• Assignment
The entries below are to be printed again word for word.

• Input for this task
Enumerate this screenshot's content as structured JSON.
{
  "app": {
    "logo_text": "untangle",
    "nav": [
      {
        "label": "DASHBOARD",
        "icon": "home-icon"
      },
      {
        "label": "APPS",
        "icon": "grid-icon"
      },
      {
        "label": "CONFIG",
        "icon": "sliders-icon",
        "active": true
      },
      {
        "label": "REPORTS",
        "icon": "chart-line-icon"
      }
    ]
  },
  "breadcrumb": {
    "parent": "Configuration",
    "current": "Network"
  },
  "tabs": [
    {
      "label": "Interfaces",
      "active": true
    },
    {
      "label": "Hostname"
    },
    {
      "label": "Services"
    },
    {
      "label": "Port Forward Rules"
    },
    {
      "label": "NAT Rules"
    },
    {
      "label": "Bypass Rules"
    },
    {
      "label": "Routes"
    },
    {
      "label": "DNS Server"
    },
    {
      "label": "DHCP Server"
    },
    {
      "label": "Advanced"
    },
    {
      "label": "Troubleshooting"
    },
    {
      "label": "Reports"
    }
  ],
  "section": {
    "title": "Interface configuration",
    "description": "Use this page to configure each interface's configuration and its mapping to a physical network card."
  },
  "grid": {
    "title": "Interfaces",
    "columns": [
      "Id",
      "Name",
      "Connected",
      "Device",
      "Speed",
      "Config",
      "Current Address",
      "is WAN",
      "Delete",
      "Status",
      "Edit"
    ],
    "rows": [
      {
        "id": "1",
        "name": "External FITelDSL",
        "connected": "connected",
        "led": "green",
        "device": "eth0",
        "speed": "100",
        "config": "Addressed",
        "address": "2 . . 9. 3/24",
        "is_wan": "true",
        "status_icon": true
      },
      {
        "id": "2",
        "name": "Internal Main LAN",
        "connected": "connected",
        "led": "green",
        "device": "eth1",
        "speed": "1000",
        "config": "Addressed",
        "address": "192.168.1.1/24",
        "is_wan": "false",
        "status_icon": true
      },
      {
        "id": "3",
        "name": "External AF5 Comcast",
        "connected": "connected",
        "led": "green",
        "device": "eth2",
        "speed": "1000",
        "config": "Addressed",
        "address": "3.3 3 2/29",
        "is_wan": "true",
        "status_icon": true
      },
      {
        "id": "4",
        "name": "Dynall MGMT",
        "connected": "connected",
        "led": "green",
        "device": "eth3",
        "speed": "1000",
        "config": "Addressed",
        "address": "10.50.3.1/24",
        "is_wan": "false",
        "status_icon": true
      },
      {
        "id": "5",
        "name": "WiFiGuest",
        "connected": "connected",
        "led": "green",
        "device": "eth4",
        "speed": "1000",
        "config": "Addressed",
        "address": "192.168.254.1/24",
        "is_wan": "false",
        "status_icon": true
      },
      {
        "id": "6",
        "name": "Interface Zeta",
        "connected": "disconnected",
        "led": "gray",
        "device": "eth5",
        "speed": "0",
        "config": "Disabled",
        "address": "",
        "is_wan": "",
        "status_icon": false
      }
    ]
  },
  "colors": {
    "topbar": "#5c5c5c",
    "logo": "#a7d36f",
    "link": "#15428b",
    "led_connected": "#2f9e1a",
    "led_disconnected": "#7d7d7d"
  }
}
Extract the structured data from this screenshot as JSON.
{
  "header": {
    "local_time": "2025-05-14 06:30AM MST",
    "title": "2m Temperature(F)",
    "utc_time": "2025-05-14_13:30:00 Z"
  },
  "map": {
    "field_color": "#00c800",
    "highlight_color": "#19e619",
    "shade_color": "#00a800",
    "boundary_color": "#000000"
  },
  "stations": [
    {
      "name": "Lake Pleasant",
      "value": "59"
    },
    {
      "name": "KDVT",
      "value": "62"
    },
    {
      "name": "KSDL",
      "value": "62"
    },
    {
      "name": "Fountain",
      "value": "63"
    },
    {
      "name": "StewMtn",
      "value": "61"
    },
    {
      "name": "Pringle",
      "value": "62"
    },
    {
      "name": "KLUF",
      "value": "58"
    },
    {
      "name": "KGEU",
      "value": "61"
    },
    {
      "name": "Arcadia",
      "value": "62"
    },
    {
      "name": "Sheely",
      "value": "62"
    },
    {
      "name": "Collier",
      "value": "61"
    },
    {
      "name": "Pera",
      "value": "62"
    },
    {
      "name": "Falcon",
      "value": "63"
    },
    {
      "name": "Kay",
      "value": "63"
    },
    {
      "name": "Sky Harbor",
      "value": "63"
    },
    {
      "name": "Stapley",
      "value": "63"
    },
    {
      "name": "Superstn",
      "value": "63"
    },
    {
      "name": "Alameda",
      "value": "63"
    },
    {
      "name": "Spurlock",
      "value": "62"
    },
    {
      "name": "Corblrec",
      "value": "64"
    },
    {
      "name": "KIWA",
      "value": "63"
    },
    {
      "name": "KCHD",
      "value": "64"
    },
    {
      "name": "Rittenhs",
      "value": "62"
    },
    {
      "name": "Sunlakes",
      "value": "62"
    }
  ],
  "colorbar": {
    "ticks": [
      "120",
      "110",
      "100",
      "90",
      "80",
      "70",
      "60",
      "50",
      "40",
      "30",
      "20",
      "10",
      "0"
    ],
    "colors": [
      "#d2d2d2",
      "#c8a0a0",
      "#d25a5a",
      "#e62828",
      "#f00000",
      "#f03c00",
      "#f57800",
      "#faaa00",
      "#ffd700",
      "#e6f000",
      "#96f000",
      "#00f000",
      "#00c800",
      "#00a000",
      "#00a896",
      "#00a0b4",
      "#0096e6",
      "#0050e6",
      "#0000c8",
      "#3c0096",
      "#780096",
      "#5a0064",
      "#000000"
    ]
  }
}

• Solution to this exercise
Enumerate this screenshot's content as structured JSON.
{
  "app": {
    "logo_text": "untangle",
    "nav": [
      {
        "label": "DASHBOARD",
        "icon": "home-icon"
      },
      {
        "label": "APPS",
        "icon": "grid-icon"
      },
      {
        "label": "CONFIG",
        "icon": "sliders-icon",
        "active": true
      },
      {
        "label": "REPORTS",
        "icon": "chart-line-icon"
      }
    ]
  },
  "breadcrumb": {
    "parent": "Configuration",
    "current": "Network"
  },
  "tabs": [
    {
      "label": "Interfaces",
      "active": true
    },
    {
      "label": "Hostname"
    },
    {
      "label": "Services"
    },
    {
      "label": "Port Forward Rules"
    },
    {
      "label": "NAT Rules"
    },
    {
      "label": "Bypass Rules"
    },
    {
      "label": "Routes"
    },
    {
      "label": "DNS Server"
    },
    {
      "label": "DHCP Server"
    },
    {
      "label": "Advanced"
    },
    {
      "label": "Troubleshooting"
    },
    {
      "label": "Reports"
    }
  ],
  "section": {
    "title": "Interface configuration",
    "description": "Use this page to configure each interface's configuration and its mapping to a physical network card."
  },
  "grid": {
    "title": "Interfaces",
    "columns": [
      "Id",
      "Name",
      "Connected",
      "Device",
      "Speed",
      "Config",
      "Current Address",
      "is WAN",
      "Delete",
      "Status",
      "Edit"
    ],
    "rows": [
      {
        "id": "1",
        "name": "External FITelDSL",
        "connected": "connected",
        "led": "green",
        "device": "eth0",
        "speed": "100",
        "config": "Addressed",
        "address": "2 . . 9. 3/24",
        "is_wan": "true",
        "status_icon": true
      },
      {
        "id": "2",
        "name": "Internal Main LAN",
        "connected": "connected",
        "led": "green",
        "device": "eth1",
        "speed": "1000",
        "config": "Addressed",
        "address": "192.168.1.1/24",
        "is_wan": "false",
        "status_icon": true
      },
      {
        "id": "3",
        "name": "External AF5 Comcast",
        "connected": "connected",
        "led": "green",
        "device": "eth2",
        "speed": "1000",
        "config": "Addressed",
        "address": "3.3 3 2/29",
        "is_wan": "true",
        "status_icon": true
      },
      {
        "id": "4",
        "name": "Dynall MGMT",
        "connected": "connected",
        "led": "green",
        "device": "eth3",
        "speed": "1000",
        "config": "Addressed",
        "address": "10.50.3.1/24",
        "is_wan": "false",
        "status_icon": true
      },
      {
        "id": "5",
        "name": "WiFiGuest",
        "connected": "connected",
        "led": "green",
        "device": "eth4",
        "speed": "1000",
        "config": "Addressed",
        "address": "192.168.254.1/24",
        "is_wan": "false",
        "status_icon": true
      },
      {
        "id": "6",
        "name": "Interface Zeta",
        "connected": "disconnected",
        "led": "gray",
        "device": "eth5",
        "speed": "0",
        "config": "Disabled",
        "address": "",
        "is_wan": "",
        "status_icon": false
      }
    ]
  },
  "colors": {
    "topbar": "#5c5c5c",
    "logo": "#a7d36f",
    "link": "#15428b",
    "led_connected": "#2f9e1a",
    "led_disconnected": "#7d7d7d"
  }
}
Extract the structured data from this screenshot as JSON.
{
  "header": {
    "local_time": "2025-05-14 06:30AM MST",
    "title": "2m Temperature(F)",
    "utc_time": "2025-05-14_13:30:00 Z"
  },
  "map": {
    "field_color": "#00c800",
    "highlight_color": "#19e619",
    "shade_color": "#00a800",
    "boundary_color": "#000000"
  },
  "stations": [
    {
      "name": "Lake Pleasant",
      "value": "59"
    },
    {
      "name": "KDVT",
      "value": "62"
    },
    {
      "name": "KSDL",
      "value": "62"
    },
    {
      "name": "Fountain",
      "value": "63"
    },
    {
      "name": "StewMtn",
      "value": "61"
    },
    {
      "name": "Pringle",
      "value": "62"
    },
    {
      "name": "KLUF",
      "value": "58"
    },
    {
      "name": "KGEU",
      "value": "61"
    },
    {
      "name": "Arcadia",
      "value": "62"
    },
    {
      "name": "Sheely",
      "value": "62"
    },
    {
      "name": "Collier",
      "value": "61"
    },
    {
      "name": "Pera",
      "value": "62"
    },
    {
      "name": "Falcon",
      "value": "63"
    },
    {
      "name": "Kay",
      "value": "63"
    },
    {
      "name": "Sky Harbor",
      "value": "63"
    },
    {
      "name": "Stapley",
      "value": "63"
    },
    {
      "name": "Superstn",
      "value": "63"
    },
    {
      "name": "Alameda",
      "value": "63"
    },
    {
      "name": "Spurlock",
      "value": "62"
    },
    {
      "name": "Corblrec",
      "value": "64"
    },
    {
      "name": "KIWA",
      "value": "63"
    },
    {
      "name": "KCHD",
      "value": "64"
    },
    {
      "name": "Rittenhs",
      "value": "62"
    },
    {
      "name": "Sunlakes",
      "value": "62"
    }
  ],
  "colorbar": {
    "ticks": [
      "120",
      "110",
      "100",
      "90",
      "80",
      "70",
      "60",
      "50",
      "40",
      "30",
      "20",
      "10",
      "0"
    ],
    "colors": [
      "#d2d2d2",
      "#c8a0a0",
      "#d25a5a",
      "#e62828",
      "#f00000",
      "#f03c00",
      "#f57800",
      "#faaa00",
      "#ffd700",
      "#e6f000",
      "#96f000",
      "#00f000",
      "#00c800",
      "#00a000",
      "#00a896",
      "#00a0b4",
      "#0096e6",
      "#0050e6",
      "#0000c8",
      "#3c0096",
      "#780096",
      "#5a0064",
      "#000000"
    ]
  }
}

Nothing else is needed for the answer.